                Anthony Weiner is 51. The law of consent in most states is between 16 and 18, although in many states teens younger than 16 can have consensual sexual contact with each other provided the age gap is not more than four years.

                By all accounts Weiner and the 15-year-old did not meet or have any physical contact. He allegedly sent her explicitly sexual messages and asked her to undress and masturbate over video chat. When an exchange escalated and he allegedly tried to engage her in talk of a rape fantasy, she objected and he dropped the subject, according to the Daily Mails report.

                Anthony
                Anthony Weiner. Photograph: Everett/REX/Shutterstock

                Weiner reportedly admitted to the Daily Mail that he had engaged in flirtatious exchanges with the girl but did not comment further on any of the specific allegations. He maintained that some of the details may be a hoax.

                In some screenshots accompanying the report, Weiners picture and name can be seen on screen. In a statement to the Daily Mail, Weiner said, in part: I have repeatedly demonstrated terrible judgement about the people I have communicated with online and the things I have sent. I am filled with regret and heartbroken for those I have hurt.

                He sent a similar statement to Fox News and also apologized for his behavior, while repeating that he may be the subject of a hoax.

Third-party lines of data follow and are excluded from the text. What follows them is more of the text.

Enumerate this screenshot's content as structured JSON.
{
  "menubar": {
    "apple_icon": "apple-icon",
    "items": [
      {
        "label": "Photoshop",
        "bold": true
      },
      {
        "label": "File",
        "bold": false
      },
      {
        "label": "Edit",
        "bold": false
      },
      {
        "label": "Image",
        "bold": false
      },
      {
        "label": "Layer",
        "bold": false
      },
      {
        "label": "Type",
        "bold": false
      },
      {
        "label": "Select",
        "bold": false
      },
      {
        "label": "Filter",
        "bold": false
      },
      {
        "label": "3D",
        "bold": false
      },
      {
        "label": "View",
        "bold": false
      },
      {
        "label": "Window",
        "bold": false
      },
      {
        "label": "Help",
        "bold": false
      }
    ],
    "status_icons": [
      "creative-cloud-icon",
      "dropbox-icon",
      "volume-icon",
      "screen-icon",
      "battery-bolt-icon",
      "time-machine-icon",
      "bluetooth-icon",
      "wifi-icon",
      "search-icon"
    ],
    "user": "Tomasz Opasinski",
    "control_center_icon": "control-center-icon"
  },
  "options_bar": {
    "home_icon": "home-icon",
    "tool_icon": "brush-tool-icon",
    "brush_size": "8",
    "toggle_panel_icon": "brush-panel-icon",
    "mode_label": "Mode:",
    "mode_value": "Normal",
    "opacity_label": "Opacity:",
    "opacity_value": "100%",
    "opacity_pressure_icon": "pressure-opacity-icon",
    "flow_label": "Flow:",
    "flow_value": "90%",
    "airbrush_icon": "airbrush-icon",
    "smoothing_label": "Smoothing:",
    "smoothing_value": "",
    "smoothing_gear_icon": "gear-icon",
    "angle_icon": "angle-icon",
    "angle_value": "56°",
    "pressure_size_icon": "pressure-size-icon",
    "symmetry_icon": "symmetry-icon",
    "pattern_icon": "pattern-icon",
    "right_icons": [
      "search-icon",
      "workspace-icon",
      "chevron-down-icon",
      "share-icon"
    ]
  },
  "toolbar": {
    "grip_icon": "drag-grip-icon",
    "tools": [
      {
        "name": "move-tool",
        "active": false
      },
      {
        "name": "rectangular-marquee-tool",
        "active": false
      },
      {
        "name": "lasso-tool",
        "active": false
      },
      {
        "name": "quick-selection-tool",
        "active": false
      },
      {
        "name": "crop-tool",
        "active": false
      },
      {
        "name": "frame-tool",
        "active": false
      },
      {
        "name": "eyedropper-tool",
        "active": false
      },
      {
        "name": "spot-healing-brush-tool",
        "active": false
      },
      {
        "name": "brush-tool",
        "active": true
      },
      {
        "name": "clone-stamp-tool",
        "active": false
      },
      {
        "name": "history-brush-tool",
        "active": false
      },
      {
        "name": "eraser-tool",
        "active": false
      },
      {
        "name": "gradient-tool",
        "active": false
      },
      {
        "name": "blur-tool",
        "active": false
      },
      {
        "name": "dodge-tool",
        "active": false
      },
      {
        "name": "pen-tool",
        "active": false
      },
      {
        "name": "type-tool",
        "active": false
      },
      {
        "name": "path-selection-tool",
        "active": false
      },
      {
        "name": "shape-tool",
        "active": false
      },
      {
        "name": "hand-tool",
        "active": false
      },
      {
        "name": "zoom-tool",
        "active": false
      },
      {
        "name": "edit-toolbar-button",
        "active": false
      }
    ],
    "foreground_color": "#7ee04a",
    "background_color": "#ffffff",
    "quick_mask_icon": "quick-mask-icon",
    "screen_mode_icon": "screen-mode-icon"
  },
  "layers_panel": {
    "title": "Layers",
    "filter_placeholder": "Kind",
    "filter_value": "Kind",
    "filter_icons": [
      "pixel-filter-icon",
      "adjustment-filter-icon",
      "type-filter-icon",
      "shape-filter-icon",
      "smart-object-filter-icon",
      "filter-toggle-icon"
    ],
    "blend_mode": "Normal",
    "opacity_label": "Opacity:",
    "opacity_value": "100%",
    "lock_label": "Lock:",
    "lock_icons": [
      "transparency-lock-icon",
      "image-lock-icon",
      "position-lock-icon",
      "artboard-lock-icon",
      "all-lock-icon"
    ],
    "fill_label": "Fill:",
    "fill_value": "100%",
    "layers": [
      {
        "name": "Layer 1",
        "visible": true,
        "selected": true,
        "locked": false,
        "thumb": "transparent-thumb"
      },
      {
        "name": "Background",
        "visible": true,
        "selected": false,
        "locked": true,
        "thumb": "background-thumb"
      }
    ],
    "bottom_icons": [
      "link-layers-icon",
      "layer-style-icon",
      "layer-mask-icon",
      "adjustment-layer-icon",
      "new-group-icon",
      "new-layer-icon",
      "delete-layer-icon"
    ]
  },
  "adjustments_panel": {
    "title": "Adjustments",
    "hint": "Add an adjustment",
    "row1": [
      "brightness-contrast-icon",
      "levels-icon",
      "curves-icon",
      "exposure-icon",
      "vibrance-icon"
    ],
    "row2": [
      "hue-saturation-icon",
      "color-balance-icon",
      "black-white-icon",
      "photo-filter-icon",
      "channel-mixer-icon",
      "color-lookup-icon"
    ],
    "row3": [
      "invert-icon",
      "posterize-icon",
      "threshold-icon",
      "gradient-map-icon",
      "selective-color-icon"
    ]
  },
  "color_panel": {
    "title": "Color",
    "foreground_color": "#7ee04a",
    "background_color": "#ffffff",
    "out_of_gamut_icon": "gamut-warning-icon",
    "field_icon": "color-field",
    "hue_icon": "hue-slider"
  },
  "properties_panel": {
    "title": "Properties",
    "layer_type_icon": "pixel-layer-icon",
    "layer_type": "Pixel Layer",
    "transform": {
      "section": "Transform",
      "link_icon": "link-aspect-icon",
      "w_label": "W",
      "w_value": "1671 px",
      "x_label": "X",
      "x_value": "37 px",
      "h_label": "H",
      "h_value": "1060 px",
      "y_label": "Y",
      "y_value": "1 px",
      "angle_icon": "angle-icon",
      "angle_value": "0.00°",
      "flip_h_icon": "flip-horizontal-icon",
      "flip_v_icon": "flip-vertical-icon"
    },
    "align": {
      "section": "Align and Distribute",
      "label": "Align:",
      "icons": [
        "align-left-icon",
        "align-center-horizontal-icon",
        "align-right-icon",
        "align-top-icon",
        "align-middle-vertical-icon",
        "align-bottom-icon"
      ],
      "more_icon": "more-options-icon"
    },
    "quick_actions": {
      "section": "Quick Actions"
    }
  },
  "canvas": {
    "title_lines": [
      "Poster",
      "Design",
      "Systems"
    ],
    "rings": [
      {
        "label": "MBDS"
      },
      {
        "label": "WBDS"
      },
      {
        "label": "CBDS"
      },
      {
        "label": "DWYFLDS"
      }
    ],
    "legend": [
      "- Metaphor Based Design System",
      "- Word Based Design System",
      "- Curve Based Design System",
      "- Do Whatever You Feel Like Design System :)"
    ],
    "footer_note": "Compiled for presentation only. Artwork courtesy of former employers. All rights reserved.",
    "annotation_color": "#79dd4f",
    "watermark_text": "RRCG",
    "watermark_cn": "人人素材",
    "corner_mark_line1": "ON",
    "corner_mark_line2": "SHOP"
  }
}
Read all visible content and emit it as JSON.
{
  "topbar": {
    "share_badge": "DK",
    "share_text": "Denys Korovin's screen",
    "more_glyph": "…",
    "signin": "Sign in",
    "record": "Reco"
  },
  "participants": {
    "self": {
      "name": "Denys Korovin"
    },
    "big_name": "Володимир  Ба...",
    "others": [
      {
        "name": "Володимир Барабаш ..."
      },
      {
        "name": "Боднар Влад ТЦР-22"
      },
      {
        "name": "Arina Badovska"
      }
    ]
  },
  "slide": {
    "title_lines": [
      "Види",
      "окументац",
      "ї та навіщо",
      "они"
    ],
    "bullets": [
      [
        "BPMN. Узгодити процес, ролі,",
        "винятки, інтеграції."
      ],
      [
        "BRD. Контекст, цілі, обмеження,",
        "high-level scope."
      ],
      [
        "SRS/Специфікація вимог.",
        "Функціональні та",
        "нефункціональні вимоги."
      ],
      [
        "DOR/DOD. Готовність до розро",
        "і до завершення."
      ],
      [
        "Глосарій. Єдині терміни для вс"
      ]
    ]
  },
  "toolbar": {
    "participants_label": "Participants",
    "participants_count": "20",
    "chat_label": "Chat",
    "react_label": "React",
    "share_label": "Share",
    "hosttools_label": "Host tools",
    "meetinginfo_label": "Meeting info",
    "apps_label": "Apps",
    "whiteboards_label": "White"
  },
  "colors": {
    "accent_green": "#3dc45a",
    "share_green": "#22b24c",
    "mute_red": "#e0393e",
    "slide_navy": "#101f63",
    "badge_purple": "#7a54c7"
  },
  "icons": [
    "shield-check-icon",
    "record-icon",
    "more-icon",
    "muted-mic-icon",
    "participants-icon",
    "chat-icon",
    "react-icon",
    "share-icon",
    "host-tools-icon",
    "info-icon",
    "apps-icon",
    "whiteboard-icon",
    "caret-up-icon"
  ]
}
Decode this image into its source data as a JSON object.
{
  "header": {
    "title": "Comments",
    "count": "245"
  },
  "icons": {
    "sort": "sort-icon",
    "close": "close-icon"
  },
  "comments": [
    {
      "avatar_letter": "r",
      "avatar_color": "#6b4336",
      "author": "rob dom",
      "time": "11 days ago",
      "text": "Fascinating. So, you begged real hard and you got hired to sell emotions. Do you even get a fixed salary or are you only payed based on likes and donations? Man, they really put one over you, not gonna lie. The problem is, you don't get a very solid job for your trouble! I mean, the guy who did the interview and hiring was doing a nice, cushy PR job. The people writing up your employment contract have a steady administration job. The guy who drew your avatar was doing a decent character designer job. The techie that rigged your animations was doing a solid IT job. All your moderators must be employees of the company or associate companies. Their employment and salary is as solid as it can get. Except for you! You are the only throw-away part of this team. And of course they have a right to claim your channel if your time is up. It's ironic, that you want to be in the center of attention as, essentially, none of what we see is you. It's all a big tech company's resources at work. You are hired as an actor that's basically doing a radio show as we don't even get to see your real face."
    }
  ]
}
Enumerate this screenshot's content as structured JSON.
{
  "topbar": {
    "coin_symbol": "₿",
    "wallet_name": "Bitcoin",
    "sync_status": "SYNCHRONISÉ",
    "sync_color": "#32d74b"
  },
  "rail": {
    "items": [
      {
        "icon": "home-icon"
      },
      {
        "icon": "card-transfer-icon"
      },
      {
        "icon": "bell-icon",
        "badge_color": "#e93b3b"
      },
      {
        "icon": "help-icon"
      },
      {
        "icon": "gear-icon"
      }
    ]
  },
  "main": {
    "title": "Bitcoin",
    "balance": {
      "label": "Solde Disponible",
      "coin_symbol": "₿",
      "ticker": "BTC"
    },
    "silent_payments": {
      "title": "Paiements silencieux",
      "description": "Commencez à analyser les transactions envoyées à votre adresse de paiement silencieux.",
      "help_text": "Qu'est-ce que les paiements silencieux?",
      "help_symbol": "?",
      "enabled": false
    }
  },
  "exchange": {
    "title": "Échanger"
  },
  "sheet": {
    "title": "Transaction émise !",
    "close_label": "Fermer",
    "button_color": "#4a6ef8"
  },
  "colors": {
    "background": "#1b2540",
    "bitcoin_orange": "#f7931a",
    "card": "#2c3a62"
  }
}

                According to Wednesdays report, Weiner and the 15-year-old used apps such as Kik and Confide where much of the material exchanged or the identity of the sender is automatically deleted.

                But the girl reportedly took some screenshots of certain images and words.

                A situation such as this could involve an array of crimes, depending on what is done and what a minor is asked for, said John Wilkinson, an attorney adviser and former prosecutor with Aequitas, a consultancy and research organization that advises on prosecuting violence against women.

                Any investigation into Weiner could involve child sex abuse images or child endangerment statutes. There are also federal laws prohibiting the sexual exploitation of children and other statutes involving the transfer of obscene materials to a minor. Wilkinson also explained that even if an adult claims a teenager initiated contact and they did not realize their young age, that is not accepted as a defense in court.

                If the two people are in different states, or even if they are in the same state but use digital services such as Skype, which often have their servers located in another state, then a situation involving a 51-year-old and a 15-year-old could be investigated under federal as well as state criminal laws.

                Azi Paybarah, a senior reporter at Politico, posted on Twitter on Wednesday afternoon that New York Governor Andrew Cuomo had been asked about the latest scandal and Cuomo said that if the latest report was true it was sick and potentially criminal.

                After the August scandal, Weiner first denied and then admitted that he was being investigated by New Yorks child services authorities.

                Read more: https://www.theguardian.com/us-news/2016/sep/21/anthony-weiner-sexually-explicit-messages-teen-daily-mail